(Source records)
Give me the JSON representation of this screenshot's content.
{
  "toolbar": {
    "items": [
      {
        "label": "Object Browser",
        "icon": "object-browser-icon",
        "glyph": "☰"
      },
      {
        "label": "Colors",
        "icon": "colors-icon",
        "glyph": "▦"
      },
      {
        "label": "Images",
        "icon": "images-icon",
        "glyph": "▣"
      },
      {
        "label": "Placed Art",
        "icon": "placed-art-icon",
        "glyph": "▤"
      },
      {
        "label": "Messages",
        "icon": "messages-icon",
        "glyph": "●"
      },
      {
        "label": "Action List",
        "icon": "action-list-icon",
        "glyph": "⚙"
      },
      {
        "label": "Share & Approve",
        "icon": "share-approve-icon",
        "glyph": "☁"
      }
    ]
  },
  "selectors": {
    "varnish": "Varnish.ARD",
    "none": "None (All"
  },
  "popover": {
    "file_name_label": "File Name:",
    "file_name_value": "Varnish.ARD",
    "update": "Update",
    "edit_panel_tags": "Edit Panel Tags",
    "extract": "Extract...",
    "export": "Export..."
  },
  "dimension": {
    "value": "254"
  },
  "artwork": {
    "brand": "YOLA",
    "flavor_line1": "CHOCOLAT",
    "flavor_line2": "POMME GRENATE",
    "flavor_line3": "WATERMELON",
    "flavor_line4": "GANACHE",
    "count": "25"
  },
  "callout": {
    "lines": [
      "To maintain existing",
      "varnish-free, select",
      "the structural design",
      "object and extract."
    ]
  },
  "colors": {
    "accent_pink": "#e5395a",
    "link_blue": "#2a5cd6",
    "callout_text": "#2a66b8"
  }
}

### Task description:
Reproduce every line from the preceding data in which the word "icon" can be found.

### Solution:
        "icon": "object-browser-icon",
        "icon": "colors-icon",
        "icon": "images-icon",
        "icon": "placed-art-icon",
        "icon": "messages-icon",
        "icon": "action-list-icon",
        "icon": "share-approve-icon",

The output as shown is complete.